[Items from an interface collection]
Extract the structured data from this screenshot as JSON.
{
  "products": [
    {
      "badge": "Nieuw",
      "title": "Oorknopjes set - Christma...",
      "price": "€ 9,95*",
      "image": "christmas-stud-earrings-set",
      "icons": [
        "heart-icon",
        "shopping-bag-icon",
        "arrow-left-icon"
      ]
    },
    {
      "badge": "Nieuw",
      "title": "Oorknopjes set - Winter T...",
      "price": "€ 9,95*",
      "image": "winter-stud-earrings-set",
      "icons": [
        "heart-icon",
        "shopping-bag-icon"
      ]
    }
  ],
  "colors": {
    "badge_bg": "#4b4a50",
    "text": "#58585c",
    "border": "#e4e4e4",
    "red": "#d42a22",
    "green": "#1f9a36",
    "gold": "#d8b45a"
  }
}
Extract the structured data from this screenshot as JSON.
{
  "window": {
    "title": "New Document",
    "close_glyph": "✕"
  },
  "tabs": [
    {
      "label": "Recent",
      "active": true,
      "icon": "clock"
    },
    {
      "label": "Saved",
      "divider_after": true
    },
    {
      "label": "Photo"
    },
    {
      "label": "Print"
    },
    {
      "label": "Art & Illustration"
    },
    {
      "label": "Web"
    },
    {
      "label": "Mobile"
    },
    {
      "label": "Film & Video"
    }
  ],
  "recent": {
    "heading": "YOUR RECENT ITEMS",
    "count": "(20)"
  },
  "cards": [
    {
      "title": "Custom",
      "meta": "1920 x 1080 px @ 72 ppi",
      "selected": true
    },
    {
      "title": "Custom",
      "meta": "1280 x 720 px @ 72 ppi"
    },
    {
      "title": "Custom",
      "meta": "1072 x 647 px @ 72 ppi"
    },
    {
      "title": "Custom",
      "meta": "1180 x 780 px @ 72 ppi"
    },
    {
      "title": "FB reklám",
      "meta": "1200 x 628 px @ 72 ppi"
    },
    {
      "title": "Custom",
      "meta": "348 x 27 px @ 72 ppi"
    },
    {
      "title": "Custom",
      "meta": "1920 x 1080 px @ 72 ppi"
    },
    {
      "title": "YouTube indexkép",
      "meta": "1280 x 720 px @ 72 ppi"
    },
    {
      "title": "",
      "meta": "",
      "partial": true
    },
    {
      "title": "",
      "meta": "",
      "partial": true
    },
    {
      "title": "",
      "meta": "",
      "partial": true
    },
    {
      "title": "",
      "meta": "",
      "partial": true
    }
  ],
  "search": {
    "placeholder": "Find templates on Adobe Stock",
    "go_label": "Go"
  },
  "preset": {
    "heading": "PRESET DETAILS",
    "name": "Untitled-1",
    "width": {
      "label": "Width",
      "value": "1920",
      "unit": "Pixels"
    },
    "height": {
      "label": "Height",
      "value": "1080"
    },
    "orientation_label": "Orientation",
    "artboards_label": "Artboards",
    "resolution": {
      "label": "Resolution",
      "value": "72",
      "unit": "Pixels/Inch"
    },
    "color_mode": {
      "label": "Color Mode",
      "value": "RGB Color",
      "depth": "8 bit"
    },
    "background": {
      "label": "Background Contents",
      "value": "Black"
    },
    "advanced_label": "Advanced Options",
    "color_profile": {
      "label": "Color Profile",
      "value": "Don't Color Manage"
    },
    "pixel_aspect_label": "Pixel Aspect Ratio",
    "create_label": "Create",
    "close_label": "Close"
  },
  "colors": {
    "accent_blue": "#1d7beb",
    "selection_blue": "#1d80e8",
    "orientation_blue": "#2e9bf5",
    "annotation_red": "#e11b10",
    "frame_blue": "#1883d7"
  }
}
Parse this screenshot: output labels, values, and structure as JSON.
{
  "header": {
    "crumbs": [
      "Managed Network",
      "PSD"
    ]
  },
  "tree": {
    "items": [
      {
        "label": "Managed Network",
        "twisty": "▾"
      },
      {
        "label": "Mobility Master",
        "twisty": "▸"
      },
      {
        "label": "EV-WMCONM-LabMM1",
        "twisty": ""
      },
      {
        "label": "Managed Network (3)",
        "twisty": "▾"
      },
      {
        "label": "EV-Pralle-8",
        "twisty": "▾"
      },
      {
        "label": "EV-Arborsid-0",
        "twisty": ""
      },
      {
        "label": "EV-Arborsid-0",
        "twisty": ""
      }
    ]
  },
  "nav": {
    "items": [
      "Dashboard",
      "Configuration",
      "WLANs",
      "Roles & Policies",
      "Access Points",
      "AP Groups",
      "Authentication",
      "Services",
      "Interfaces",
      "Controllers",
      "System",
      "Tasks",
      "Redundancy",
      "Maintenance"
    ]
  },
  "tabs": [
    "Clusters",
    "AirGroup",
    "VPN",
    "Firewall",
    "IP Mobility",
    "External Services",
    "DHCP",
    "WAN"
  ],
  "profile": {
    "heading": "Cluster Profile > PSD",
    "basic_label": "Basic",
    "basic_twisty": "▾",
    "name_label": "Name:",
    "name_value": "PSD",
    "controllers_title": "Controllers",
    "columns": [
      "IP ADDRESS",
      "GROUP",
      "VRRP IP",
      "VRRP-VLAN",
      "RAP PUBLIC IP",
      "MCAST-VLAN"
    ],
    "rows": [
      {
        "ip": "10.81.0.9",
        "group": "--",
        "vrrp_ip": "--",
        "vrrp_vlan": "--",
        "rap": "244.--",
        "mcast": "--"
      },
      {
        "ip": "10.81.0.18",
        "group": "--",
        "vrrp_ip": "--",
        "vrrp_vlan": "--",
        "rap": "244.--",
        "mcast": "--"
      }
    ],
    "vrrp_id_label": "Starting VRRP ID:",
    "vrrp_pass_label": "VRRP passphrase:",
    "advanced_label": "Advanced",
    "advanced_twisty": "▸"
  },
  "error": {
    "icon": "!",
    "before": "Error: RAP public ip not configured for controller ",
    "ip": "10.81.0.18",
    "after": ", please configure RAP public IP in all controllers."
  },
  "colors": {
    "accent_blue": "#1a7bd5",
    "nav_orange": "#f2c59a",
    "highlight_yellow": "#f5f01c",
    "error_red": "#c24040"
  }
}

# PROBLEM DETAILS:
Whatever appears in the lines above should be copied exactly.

# WRITTEN ANSWER:
Extract the structured data from this screenshot as JSON.
{
  "products": [
    {
      "badge": "Nieuw",
      "title": "Oorknopjes set - Christma...",
      "price": "€ 9,95*",
      "image": "christmas-stud-earrings-set",
      "icons": [
        "heart-icon",
        "shopping-bag-icon",
        "arrow-left-icon"
      ]
    },
    {
      "badge": "Nieuw",
      "title": "Oorknopjes set - Winter T...",
      "price": "€ 9,95*",
      "image": "winter-stud-earrings-set",
      "icons": [
        "heart-icon",
        "shopping-bag-icon"
      ]
    }
  ],
  "colors": {
    "badge_bg": "#4b4a50",
    "text": "#58585c",
    "border": "#e4e4e4",
    "red": "#d42a22",
    "green": "#1f9a36",
    "gold": "#d8b45a"
  }
}
Extract the structured data from this screenshot as JSON.
{
  "window": {
    "title": "New Document",
    "close_glyph": "✕"
  },
  "tabs": [
    {
      "label": "Recent",
      "active": true,
      "icon": "clock"
    },
    {
      "label": "Saved",
      "divider_after": true
    },
    {
      "label": "Photo"
    },
    {
      "label": "Print"
    },
    {
      "label": "Art & Illustration"
    },
    {
      "label": "Web"
    },
    {
      "label": "Mobile"
    },
    {
      "label": "Film & Video"
    }
  ],
  "recent": {
    "heading": "YOUR RECENT ITEMS",
    "count": "(20)"
  },
  "cards": [
    {
      "title": "Custom",
      "meta": "1920 x 1080 px @ 72 ppi",
      "selected": true
    },
    {
      "title": "Custom",
      "meta": "1280 x 720 px @ 72 ppi"
    },
    {
      "title": "Custom",
      "meta": "1072 x 647 px @ 72 ppi"
    },
    {
      "title": "Custom",
      "meta": "1180 x 780 px @ 72 ppi"
    },
    {
      "title": "FB reklám",
      "meta": "1200 x 628 px @ 72 ppi"
    },
    {
      "title": "Custom",
      "meta": "348 x 27 px @ 72 ppi"
    },
    {
      "title": "Custom",
      "meta": "1920 x 1080 px @ 72 ppi"
    },
    {
      "title": "YouTube indexkép",
      "meta": "1280 x 720 px @ 72 ppi"
    },
    {
      "title": "",
      "meta": "",
      "partial": true
    },
    {
      "title": "",
      "meta": "",
      "partial": true
    },
    {
      "title": "",
      "meta": "",
      "partial": true
    },
    {
      "title": "",
      "meta": "",
      "partial": true
    }
  ],
  "search": {
    "placeholder": "Find templates on Adobe Stock",
    "go_label": "Go"
  },
  "preset": {
    "heading": "PRESET DETAILS",
    "name": "Untitled-1",
    "width": {
      "label": "Width",
      "value": "1920",
      "unit": "Pixels"
    },
    "height": {
      "label": "Height",
      "value": "1080"
    },
    "orientation_label": "Orientation",
    "artboards_label": "Artboards",
    "resolution": {
      "label": "Resolution",
      "value": "72",
      "unit": "Pixels/Inch"
    },
    "color_mode": {
      "label": "Color Mode",
      "value": "RGB Color",
      "depth": "8 bit"
    },
    "background": {
      "label": "Background Contents",
      "value": "Black"
    },
    "advanced_label": "Advanced Options",
    "color_profile": {
      "label": "Color Profile",
      "value": "Don't Color Manage"
    },
    "pixel_aspect_label": "Pixel Aspect Ratio",
    "create_label": "Create",
    "close_label": "Close"
  },
  "colors": {
    "accent_blue": "#1d7beb",
    "selection_blue": "#1d80e8",
    "orientation_blue": "#2e9bf5",
    "annotation_red": "#e11b10",
    "frame_blue": "#1883d7"
  }
}
Parse this screenshot: output labels, values, and structure as JSON.
{
  "header": {
    "crumbs": [
      "Managed Network",
      "PSD"
    ]
  },
  "tree": {
    "items": [
      {
        "label": "Managed Network",
        "twisty": "▾"
      },
      {
        "label": "Mobility Master",
        "twisty": "▸"
      },
      {
        "label": "EV-WMCONM-LabMM1",
        "twisty": ""
      },
      {
        "label": "Managed Network (3)",
        "twisty": "▾"
      },
      {
        "label": "EV-Pralle-8",
        "twisty": "▾"
      },
      {
        "label": "EV-Arborsid-0",
        "twisty": ""
      },
      {
        "label": "EV-Arborsid-0",
        "twisty": ""
      }
    ]
  },
  "nav": {
    "items": [
      "Dashboard",
      "Configuration",
      "WLANs",
      "Roles & Policies",
      "Access Points",
      "AP Groups",
      "Authentication",
      "Services",
      "Interfaces",
      "Controllers",
      "System",
      "Tasks",
      "Redundancy",
      "Maintenance"
    ]
  },
  "tabs": [
    "Clusters",
    "AirGroup",
    "VPN",
    "Firewall",
    "IP Mobility",
    "External Services",
    "DHCP",
    "WAN"
  ],
  "profile": {
    "heading": "Cluster Profile > PSD",
    "basic_label": "Basic",
    "basic_twisty": "▾",
    "name_label": "Name:",
    "name_value": "PSD",
    "controllers_title": "Controllers",
    "columns": [
      "IP ADDRESS",
      "GROUP",
      "VRRP IP",
      "VRRP-VLAN",
      "RAP PUBLIC IP",
      "MCAST-VLAN"
    ],
    "rows": [
      {
        "ip": "10.81.0.9",
        "group": "--",
        "vrrp_ip": "--",
        "vrrp_vlan": "--",
        "rap": "244.--",
        "mcast": "--"
      },
      {
        "ip": "10.81.0.18",
        "group": "--",
        "vrrp_ip": "--",
        "vrrp_vlan": "--",
        "rap": "244.--",
        "mcast": "--"
      }
    ],
    "vrrp_id_label": "Starting VRRP ID:",
    "vrrp_pass_label": "VRRP passphrase:",
    "advanced_label": "Advanced",
    "advanced_twisty": "▸"
  },
  "error": {
    "icon": "!",
    "before": "Error: RAP public ip not configured for controller ",
    "ip": "10.81.0.18",
    "after": ", please configure RAP public IP in all controllers."
  },
  "colors": {
    "accent_blue": "#1a7bd5",
    "nav_orange": "#f2c59a",
    "highlight_yellow": "#f5f01c",
    "error_red": "#c24040"
  }
}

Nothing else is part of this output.